A couple of months ago I was performing maintenance on the main page of my team's web site. One of the things I noticed is that the page contains a disabled scroll bar which is not used. So I wanted to remove it to give more space in the page for other stuff (especially the Map. The site is a GIS site). So after a little reading in the MSDN I found that there is a CSS property which is responsible for this.
It is called
The property can have the following values:
- visible: If components in the page exceeds the boundaries of the container then they will simply be shown.
- hidden: Only the parts that doesn't exceeds the container's boundaries will be shown.
- auto: When the components exceeds the boundaries, a scroll bar will be shown, that will allow to scroll.
In the body element the default value is auto, which means that the vertical scroll bar will always be shown, even when it's not in use.
In div elements the default is visible.
So I changed that definition to hidden:
And the scroll bar disappeared.
A month later we started a new project, in which I had to create a new main page. And again the unnecessary scroll bar appeared. So I tried the same thing, setting the overflow property to hidden. But the scroll bar didn't want to disappear!.
I debugged again and again, but I couldn't removed it. Meanwhile the project was canceled, and I moved on to other things.
Two days ago I started to develop a new page for our current project. And again, the same problem. This time I decided I must understand why the overflow property is being ignored. I started to look for differences between the new page and the main page. After a little while I found that the
DOCTYPE definition in the main page was different:
<!DOCTYPE html PUBLIC "-//W3C//DTD HTML 4.0 Transitional//EN">
In the new page it was:
<!DOCTYPE html PUBLIC "-//W3C//DTD XHTML 1.0 Transitional//EN" "http://www.w3.org/TR/xhtml1/DTD/xhtml1-transitional.dtd">
What do this mean? First, lets understand what

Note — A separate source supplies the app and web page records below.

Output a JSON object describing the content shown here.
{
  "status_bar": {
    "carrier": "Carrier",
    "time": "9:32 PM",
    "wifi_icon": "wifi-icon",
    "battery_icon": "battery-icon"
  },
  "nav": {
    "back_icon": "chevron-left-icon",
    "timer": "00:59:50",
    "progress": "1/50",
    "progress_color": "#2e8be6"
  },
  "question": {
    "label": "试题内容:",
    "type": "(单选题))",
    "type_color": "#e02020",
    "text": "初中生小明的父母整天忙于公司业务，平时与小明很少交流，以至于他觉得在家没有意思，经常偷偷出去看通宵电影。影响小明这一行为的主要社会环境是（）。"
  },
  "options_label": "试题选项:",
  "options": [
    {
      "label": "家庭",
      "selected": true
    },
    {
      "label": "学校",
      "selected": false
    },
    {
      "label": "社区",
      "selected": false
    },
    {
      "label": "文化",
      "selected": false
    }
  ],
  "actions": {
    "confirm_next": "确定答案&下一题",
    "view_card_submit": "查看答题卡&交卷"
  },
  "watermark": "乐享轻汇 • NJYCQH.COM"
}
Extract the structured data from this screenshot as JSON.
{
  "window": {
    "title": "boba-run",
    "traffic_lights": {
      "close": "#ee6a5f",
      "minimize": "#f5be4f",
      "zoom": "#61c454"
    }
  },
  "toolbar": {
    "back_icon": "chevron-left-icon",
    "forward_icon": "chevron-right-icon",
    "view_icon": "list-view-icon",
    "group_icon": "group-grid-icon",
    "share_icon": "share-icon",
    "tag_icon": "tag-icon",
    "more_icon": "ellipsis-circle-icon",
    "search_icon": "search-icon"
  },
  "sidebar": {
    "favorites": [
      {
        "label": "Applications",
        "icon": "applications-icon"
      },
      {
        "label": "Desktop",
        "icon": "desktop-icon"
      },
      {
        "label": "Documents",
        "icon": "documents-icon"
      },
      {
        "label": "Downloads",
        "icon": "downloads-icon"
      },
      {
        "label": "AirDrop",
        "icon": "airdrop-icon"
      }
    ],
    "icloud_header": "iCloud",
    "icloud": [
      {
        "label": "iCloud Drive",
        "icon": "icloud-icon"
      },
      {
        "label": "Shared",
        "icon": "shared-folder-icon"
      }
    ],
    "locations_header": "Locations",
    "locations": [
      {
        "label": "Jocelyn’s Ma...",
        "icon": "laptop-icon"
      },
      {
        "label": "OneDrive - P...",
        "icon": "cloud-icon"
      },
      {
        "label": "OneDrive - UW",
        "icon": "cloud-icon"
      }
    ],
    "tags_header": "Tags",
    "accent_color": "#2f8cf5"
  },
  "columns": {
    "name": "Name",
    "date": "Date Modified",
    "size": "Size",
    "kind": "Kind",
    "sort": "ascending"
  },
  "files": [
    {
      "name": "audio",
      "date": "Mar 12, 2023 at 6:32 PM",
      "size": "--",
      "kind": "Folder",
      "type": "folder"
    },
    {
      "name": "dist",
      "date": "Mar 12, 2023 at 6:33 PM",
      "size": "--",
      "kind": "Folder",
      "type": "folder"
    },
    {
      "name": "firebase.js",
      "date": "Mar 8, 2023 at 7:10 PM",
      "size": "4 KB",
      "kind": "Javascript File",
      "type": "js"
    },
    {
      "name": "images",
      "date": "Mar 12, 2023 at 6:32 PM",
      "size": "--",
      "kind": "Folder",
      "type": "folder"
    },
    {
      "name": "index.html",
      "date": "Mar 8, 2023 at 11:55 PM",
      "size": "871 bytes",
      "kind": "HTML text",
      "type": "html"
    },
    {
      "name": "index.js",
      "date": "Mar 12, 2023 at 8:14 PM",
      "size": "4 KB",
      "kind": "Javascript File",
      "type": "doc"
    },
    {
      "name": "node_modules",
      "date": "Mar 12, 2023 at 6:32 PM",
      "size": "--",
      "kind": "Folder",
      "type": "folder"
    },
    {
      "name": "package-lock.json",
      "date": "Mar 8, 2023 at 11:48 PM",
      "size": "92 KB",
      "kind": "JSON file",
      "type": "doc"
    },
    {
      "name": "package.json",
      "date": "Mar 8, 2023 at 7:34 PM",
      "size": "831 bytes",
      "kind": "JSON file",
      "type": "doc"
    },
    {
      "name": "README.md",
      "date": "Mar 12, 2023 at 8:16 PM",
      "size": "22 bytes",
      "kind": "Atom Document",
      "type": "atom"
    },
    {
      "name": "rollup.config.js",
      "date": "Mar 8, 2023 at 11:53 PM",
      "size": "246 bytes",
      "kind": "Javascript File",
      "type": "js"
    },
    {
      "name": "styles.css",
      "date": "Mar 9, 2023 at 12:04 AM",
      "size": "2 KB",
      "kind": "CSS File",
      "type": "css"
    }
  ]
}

DOCTYPE is an element in an HTML page which defines the DTD (Document type definition) of the page. The DTD defines the structure and format of the XML schema to which the HTML document complies with.
The browser knows to look for this definition in each page, and to validate the page's structure accordingly.
Then the browser ignores all the attributes and tags which didn't passed the validation.
The main page, which was created a long time ago, has the default DOCTYPE of HTML 4.0. The new page , which was created in VS2005 ,had XHTML 1.0 as the
DOCTYPE. This is a newer format which is more strict.
So, if I replaced the
DOCTYPE in the new page, the scroll bar will disappear. And it did.
But I wanted to find a more general way to do make it disappear, which is not dependant on the
DOCTYPE. So I searched and found the
scroll attribute, which can be applied to the body element:
The default of this attribute on the body is yes.
By setting it to no, the scroll bar disappeared in both cases.
This solution has two problems:
- For some reason, the designer in Visual Studio, thinks the attribute is not legal in the body element (although I checked and it is valid in XHTML 1.0 and HTML 4.0. The proof: It works in both cases!).
- This attribute can not be changed via CSS. It's an element attribute and not a CSS attribute. It's quite problematic because I want to all the visual aspects of my page to be in a CSS file. This is a visual aspect which can only be set in the page itself.
If you can think of a better solution, I will be glad to read your thoughts.
P.S.: To learn more about XHTML: http://www.sitepoint.com/xhtml-introduction/
Shabat Shalom (Enjoy the heat...)